In fact, Didra is expected to invest between €15 million and €20 million refurbishing the property. It plans to retain the image of a more bourgeois Madrid that characterises it, and always under the maxim of reserving the right to manage it, meaning that the Ardid family’s plans do not include opening a large hotel chain.

Didra maintains a close relationship with brands such as AC and NH, with which it operates some of the properties in its hotel group Nevertheless, the plans that the Ardid family have in mind for the Gran Hotel Velázquez more closely resemble the concept of the Hotel Palacio de Villapanés in Sevilla, a 5-star property located in the neighbourhood of Santa Cruz, in a former seventeenth century palace, which Didra manages itself.

With this sale, Corporación Hispano Hotelera will be reduced to an empty shell, after selling off the majority of its hotels in just over two years. The house of cards first started to topple in the Spring of 2014, when it had to close down Hotel Ada Palace, located on Gran Vía in Madrid, after it was evicted by the owner of the property, Real Gran Peña, which denounced the company for not paying the rent.

A year later, Hotusa purchased the Hotel María Elena, located 50m from Puerta del Sol, and renamed it the Eurostars Casa de la Lírica; meanwhile, Platinum Estates acquired the Hotel Asturias, in Plaza de Canalejas for €21.5 million. (…).

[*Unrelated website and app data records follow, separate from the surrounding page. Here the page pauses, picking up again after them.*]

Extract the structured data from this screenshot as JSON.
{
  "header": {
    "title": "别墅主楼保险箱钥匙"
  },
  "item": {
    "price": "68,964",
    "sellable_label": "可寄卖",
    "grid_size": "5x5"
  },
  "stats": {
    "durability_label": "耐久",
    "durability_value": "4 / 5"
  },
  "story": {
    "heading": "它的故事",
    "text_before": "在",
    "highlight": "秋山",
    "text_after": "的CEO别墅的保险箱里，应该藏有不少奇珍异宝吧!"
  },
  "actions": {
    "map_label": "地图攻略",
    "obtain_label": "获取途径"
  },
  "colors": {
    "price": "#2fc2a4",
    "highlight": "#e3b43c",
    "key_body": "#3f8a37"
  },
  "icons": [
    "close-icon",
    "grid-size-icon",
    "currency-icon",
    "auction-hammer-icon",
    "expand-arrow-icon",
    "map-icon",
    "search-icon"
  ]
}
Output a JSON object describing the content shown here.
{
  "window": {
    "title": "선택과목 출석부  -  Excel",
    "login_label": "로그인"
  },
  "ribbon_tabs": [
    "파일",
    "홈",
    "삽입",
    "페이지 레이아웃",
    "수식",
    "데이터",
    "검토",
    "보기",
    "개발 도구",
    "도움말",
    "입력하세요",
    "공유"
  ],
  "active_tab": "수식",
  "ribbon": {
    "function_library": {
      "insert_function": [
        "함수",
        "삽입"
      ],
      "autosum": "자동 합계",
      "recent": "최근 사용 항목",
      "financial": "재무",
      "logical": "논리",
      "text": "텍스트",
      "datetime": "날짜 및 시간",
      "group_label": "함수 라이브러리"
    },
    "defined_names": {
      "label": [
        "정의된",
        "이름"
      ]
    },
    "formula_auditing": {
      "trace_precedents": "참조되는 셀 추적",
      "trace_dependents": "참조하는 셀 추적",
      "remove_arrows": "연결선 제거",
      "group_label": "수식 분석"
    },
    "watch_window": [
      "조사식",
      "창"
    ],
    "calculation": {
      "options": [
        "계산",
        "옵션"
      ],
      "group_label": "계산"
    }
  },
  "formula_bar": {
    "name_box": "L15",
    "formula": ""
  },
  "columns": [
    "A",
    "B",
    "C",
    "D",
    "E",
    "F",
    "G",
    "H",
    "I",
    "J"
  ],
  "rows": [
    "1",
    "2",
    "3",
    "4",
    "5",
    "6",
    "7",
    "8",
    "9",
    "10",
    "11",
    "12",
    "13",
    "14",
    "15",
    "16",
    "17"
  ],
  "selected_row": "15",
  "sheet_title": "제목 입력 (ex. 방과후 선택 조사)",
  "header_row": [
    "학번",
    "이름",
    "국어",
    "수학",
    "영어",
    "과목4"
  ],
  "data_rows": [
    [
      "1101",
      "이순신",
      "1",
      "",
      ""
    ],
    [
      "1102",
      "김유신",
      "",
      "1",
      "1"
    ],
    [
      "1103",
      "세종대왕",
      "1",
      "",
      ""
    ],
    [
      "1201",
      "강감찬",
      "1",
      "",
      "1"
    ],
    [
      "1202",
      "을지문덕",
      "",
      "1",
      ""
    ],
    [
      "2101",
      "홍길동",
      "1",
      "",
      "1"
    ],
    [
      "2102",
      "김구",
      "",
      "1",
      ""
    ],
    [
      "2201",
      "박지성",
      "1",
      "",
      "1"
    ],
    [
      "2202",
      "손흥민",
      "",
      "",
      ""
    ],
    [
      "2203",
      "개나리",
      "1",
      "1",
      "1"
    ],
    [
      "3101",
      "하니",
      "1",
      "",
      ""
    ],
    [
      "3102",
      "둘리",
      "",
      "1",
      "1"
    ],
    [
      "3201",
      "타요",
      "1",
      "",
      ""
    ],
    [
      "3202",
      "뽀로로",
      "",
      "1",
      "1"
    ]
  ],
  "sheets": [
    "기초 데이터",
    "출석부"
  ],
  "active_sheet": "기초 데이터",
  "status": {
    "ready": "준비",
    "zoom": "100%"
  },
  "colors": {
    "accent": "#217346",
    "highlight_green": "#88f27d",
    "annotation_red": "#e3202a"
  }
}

Original story: El Confidencial (by Ruth Ugalde)

Translation: Carmel Drake